-------- Excerpted records --------
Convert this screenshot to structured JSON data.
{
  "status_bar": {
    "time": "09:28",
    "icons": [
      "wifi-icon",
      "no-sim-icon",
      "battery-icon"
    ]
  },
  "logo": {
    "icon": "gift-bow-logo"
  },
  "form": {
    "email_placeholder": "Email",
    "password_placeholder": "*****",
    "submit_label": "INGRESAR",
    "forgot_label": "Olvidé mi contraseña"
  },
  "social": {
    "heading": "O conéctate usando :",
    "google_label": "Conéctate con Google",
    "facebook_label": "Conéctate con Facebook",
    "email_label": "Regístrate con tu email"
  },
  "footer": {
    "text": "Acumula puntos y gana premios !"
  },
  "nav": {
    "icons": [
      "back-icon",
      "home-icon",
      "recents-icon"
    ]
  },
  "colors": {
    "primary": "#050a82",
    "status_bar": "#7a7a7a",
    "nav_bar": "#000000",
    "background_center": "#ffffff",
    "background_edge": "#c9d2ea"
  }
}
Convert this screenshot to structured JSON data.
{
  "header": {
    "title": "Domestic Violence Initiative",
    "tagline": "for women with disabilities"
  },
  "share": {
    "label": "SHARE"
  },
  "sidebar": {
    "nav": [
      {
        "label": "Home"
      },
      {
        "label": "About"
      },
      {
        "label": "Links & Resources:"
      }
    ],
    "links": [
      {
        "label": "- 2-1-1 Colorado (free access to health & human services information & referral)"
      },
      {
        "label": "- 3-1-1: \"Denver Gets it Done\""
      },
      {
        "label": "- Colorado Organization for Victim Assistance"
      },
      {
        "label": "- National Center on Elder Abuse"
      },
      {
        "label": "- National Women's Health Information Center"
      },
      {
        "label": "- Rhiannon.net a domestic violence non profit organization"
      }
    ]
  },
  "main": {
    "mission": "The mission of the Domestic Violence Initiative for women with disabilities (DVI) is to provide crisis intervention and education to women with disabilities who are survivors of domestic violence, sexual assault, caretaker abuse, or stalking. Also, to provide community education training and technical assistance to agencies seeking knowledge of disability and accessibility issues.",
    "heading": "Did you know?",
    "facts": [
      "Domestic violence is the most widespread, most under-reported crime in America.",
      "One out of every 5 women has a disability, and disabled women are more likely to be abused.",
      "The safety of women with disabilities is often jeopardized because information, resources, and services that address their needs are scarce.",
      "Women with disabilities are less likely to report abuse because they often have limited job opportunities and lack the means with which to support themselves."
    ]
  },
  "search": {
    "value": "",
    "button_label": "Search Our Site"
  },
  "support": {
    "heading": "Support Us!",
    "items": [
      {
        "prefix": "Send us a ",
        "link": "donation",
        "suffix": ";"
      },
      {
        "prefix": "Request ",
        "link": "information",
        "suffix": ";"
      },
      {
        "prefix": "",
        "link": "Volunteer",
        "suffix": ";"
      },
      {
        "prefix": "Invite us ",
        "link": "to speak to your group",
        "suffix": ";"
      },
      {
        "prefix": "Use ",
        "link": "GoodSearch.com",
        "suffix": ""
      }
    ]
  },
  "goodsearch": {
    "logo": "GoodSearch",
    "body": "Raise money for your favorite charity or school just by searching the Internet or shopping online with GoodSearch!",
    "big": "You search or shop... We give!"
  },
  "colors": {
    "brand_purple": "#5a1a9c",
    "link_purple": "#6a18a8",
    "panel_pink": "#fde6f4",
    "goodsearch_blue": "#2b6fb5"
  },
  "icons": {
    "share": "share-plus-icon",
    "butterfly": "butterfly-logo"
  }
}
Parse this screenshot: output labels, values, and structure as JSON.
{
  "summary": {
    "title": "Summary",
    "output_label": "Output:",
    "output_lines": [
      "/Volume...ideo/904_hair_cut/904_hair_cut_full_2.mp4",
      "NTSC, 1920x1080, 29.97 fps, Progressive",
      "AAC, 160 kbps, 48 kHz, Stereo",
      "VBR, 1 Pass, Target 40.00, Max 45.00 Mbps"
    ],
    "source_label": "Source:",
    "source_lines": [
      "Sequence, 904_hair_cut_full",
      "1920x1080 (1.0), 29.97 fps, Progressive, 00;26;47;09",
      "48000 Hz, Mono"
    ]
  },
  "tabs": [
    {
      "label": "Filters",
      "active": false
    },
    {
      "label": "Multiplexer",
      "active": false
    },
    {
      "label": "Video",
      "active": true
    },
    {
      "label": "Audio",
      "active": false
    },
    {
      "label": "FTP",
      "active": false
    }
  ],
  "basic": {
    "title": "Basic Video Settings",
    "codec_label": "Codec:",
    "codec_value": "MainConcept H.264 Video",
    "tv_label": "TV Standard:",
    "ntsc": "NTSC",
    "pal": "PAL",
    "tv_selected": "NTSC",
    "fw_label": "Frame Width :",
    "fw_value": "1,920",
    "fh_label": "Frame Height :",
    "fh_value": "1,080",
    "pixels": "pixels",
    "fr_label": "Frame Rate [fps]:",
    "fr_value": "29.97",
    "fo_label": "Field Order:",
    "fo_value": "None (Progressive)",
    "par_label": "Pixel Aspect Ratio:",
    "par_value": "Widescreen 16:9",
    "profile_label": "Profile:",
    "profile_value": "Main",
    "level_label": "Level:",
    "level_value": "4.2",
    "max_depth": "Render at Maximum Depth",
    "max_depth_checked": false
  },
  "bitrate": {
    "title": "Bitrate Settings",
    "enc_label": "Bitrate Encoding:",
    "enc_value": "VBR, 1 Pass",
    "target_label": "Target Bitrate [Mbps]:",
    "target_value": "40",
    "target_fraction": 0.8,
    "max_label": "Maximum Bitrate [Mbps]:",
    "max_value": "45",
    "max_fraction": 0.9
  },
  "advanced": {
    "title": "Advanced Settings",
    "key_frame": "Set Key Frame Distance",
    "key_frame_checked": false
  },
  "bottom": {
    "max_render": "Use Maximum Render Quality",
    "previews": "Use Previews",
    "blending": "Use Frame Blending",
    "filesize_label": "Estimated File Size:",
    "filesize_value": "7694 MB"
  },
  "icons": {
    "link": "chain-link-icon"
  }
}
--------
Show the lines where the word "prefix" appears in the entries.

        "prefix": "Send us a ",
        "prefix": "Request ",
        "prefix": "",
        "prefix": "Invite us ",
        "prefix": "Use ",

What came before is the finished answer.